What to produce =>
A faithful copy of all the data is required; pictures should not be included.

Given data =>
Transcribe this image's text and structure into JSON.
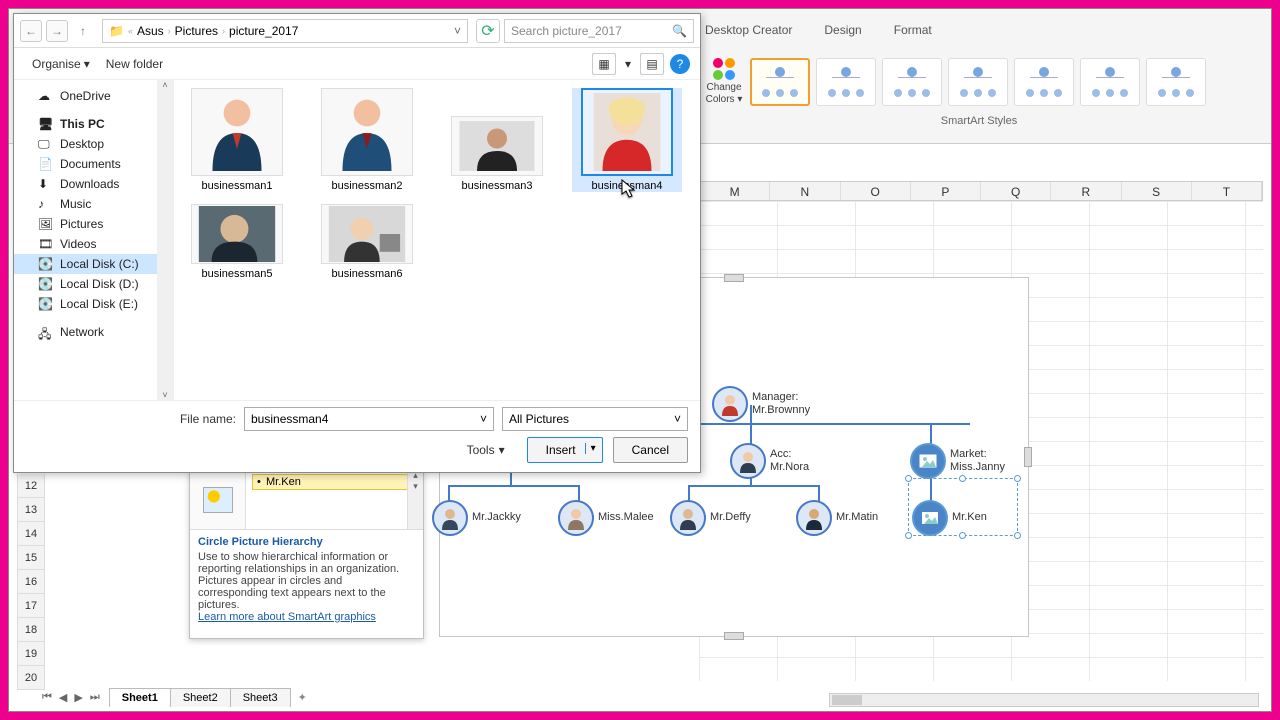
{
  "ribbon": {
    "tabs": [
      "Desktop Creator",
      "Design",
      "Format"
    ],
    "change_colors": "Change Colors",
    "styles_label": "SmartArt Styles"
  },
  "columns": [
    "M",
    "N",
    "O",
    "P",
    "Q",
    "R",
    "S",
    "T"
  ],
  "rows": [
    "12",
    "13",
    "14",
    "15",
    "16",
    "17",
    "18",
    "19",
    "20"
  ],
  "sheets": {
    "active": "Sheet1",
    "others": [
      "Sheet2",
      "Sheet3"
    ]
  },
  "dialog": {
    "breadcrumb": {
      "p1": "Asus",
      "p2": "Pictures",
      "p3": "picture_2017"
    },
    "search_placeholder": "Search picture_2017",
    "organise": "Organise",
    "new_folder": "New folder",
    "tree": {
      "onedrive": "OneDrive",
      "thispc": "This PC",
      "desktop": "Desktop",
      "documents": "Documents",
      "downloads": "Downloads",
      "music": "Music",
      "pictures": "Pictures",
      "videos": "Videos",
      "diskc": "Local Disk (C:)",
      "diskd": "Local Disk (D:)",
      "diske": "Local Disk (E:)",
      "network": "Network"
    },
    "files": {
      "f1": "businessman1",
      "f2": "businessman2",
      "f3": "businessman3",
      "f4": "businessman4",
      "f5": "businessman5",
      "f6": "businessman6"
    },
    "filename_label": "File name:",
    "filename_value": "businessman4",
    "filter": "All Pictures",
    "tools": "Tools",
    "insert": "Insert",
    "cancel": "Cancel"
  },
  "textpane": {
    "item": "Mr.Ken",
    "title": "Circle Picture Hierarchy",
    "desc": "Use to show hierarchical information or reporting relationships in an organization. Pictures appear in circles and corresponding text appears next to the pictures.",
    "link": "Learn more about SmartArt graphics"
  },
  "org": {
    "mgr_label": "Manager:",
    "mgr_name": "Mr.Brownny",
    "acc_label": "Acc:",
    "acc_name": "Mr.Nora",
    "mkt_label": "Market:",
    "mkt_name": "Miss.Janny",
    "p1": "Mr.Jackky",
    "p2": "Miss.Malee",
    "p3": "Mr.Deffy",
    "p4": "Mr.Matin",
    "p5": "Mr.Ken"
  }
}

Output below =>
Transcribe this image's text and structure into JSON.
{
  "ribbon": {
    "tabs": [
      "Desktop Creator",
      "Design",
      "Format"
    ],
    "change_colors": "Change Colors",
    "styles_label": "SmartArt Styles"
  },
  "columns": [
    "M",
    "N",
    "O",
    "P",
    "Q",
    "R",
    "S",
    "T"
  ],
  "rows": [
    "12",
    "13",
    "14",
    "15",
    "16",
    "17",
    "18",
    "19",
    "20"
  ],
  "sheets": {
    "active": "Sheet1",
    "others": [
      "Sheet2",
      "Sheet3"
    ]
  },
  "dialog": {
    "breadcrumb": {
      "p1": "Asus",
      "p2": "Pictures",
      "p3": "picture_2017"
    },
    "search_placeholder": "Search picture_2017",
    "organise": "Organise",
    "new_folder": "New folder",
    "tree": {
      "onedrive": "OneDrive",
      "thispc": "This PC",
      "desktop": "Desktop",
      "documents": "Documents",
      "downloads": "Downloads",
      "music": "Music",
      "pictures": "Pictures",
      "videos": "Videos",
      "diskc": "Local Disk (C:)",
      "diskd": "Local Disk (D:)",
      "diske": "Local Disk (E:)",
      "network": "Network"
    },
    "files": {
      "f1": "businessman1",
      "f2": "businessman2",
      "f3": "businessman3",
      "f4": "businessman4",
      "f5": "businessman5",
      "f6": "businessman6"
    },
    "filename_label": "File name:",
    "filename_value": "businessman4",
    "filter": "All Pictures",
    "tools": "Tools",
    "insert": "Insert",
    "cancel": "Cancel"
  },
  "textpane": {
    "item": "Mr.Ken",
    "title": "Circle Picture Hierarchy",
    "desc": "Use to show hierarchical information or reporting relationships in an organization. Pictures appear in circles and corresponding text appears next to the pictures.",
    "link": "Learn more about SmartArt graphics"
  },
  "org": {
    "mgr_label": "Manager:",
    "mgr_name": "Mr.Brownny",
    "acc_label": "Acc:",
    "acc_name": "Mr.Nora",
    "mkt_label": "Market:",
    "mkt_name": "Miss.Janny",
    "p1": "Mr.Jackky",
    "p2": "Miss.Malee",
    "p3": "Mr.Deffy",
    "p4": "Mr.Matin",
    "p5": "Mr.Ken"
  }
}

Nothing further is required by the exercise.